Exercise directions: Which lines hold the word "Probes"? Copy each of them from the material.

Exercise material:
------------

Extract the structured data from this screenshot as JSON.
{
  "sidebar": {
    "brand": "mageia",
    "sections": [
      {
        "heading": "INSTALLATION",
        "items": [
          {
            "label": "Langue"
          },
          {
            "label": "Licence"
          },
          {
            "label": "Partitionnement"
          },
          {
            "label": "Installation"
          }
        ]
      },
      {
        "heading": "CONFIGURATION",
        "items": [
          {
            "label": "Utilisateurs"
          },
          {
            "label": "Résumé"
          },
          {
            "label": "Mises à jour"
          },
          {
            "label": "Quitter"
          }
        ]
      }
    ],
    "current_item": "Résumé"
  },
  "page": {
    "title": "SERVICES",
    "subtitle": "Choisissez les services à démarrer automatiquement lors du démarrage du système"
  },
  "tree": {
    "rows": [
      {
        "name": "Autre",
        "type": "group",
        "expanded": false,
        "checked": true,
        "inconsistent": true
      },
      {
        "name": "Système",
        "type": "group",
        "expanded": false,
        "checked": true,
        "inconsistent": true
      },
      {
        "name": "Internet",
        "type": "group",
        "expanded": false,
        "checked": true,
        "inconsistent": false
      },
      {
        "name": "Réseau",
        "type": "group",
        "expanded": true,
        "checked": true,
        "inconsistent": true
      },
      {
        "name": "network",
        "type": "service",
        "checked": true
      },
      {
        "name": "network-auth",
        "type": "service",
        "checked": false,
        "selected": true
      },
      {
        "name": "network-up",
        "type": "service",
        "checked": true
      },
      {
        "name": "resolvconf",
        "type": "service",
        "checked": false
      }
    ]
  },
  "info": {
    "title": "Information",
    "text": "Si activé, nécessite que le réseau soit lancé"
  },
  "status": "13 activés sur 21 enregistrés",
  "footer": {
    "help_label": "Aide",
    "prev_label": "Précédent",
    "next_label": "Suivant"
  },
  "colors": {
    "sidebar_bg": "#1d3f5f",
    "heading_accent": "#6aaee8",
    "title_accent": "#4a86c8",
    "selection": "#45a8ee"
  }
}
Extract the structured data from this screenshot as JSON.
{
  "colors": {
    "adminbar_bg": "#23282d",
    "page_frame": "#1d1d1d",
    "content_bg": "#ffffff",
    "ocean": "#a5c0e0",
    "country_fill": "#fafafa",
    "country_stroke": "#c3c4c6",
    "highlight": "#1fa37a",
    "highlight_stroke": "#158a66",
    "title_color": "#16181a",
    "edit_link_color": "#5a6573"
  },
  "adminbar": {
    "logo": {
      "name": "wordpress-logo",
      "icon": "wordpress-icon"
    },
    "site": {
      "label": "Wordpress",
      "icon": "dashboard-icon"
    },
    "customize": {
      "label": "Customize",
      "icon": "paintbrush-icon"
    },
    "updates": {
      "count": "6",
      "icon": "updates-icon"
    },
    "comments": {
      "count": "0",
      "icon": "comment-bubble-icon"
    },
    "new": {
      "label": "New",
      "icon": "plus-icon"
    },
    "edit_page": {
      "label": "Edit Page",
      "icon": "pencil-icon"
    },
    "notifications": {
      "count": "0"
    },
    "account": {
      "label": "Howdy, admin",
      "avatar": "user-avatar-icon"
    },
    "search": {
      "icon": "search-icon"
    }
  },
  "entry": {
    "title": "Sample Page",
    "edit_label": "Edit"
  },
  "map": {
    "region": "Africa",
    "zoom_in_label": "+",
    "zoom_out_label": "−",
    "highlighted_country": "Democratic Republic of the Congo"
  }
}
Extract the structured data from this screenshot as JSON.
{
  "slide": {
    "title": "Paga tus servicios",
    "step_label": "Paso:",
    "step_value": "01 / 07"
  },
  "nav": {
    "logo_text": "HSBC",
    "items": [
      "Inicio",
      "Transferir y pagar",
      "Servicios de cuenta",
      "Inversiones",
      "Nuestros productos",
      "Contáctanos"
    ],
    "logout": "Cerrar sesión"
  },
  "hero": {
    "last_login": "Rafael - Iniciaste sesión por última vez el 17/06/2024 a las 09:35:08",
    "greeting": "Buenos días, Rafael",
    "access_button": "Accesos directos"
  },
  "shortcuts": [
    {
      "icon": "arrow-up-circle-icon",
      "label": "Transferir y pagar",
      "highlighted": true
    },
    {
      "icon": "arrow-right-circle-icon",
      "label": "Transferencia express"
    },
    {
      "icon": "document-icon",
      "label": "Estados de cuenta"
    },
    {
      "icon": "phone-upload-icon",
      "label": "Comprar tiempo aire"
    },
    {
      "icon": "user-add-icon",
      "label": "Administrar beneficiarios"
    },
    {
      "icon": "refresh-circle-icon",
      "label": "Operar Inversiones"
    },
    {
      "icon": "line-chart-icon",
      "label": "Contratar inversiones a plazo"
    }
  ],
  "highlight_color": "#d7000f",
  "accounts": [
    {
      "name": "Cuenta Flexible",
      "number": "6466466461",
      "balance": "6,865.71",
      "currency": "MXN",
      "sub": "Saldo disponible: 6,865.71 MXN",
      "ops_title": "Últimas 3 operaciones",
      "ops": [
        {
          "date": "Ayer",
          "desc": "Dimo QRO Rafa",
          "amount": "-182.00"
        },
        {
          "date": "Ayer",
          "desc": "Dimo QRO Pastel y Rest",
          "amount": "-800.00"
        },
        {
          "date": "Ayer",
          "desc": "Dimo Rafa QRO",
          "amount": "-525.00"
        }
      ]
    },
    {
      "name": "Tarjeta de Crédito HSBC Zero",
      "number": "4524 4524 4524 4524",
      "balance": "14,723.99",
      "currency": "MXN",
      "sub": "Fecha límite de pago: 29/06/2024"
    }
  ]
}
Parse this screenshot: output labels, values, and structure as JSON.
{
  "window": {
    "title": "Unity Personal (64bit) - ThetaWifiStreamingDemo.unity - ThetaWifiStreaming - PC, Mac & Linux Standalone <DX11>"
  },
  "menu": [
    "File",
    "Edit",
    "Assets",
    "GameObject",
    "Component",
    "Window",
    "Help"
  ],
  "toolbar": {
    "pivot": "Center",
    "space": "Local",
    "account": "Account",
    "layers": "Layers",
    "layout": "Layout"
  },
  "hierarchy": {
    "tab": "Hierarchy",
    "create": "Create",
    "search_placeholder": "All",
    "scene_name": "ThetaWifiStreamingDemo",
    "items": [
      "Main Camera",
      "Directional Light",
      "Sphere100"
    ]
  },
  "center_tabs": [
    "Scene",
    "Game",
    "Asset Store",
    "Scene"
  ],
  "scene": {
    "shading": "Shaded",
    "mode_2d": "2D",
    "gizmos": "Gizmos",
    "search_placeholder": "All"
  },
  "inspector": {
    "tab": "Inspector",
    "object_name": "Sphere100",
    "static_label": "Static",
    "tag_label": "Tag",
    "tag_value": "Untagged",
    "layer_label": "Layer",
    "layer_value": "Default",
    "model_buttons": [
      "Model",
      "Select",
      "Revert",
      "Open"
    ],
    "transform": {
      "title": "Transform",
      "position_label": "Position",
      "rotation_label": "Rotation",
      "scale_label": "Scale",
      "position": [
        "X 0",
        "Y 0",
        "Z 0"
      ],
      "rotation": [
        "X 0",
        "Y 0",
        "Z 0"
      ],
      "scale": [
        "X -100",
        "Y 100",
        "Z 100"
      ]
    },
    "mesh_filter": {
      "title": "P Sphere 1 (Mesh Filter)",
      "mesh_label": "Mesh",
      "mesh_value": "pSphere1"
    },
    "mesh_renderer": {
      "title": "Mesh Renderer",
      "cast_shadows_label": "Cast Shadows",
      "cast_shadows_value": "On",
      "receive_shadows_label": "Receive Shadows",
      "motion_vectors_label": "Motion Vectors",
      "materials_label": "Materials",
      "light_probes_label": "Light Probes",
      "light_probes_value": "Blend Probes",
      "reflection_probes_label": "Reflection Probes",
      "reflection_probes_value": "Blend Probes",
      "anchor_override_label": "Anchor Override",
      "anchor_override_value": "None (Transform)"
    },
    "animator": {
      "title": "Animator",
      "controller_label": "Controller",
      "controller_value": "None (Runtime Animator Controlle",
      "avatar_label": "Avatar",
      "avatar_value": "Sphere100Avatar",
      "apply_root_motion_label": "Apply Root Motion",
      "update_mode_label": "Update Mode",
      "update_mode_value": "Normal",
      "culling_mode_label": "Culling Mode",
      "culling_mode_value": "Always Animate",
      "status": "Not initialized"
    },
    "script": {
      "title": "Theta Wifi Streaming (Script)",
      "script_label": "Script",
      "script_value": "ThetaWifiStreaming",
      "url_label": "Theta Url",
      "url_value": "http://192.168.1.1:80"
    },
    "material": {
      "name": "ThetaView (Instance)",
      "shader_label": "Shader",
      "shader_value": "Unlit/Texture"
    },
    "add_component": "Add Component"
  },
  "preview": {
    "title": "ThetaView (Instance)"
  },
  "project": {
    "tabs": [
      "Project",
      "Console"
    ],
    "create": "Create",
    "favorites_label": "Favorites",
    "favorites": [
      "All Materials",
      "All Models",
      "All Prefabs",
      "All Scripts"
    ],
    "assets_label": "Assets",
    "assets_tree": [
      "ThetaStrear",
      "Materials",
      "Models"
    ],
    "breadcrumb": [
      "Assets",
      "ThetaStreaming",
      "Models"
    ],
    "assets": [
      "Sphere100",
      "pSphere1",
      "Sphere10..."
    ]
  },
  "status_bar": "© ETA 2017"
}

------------

Result:
      "light_probes_label": "Light Probes",
      "light_probes_value": "Blend Probes",
      "reflection_probes_label": "Reflection Probes",
      "reflection_probes_value": "Blend Probes",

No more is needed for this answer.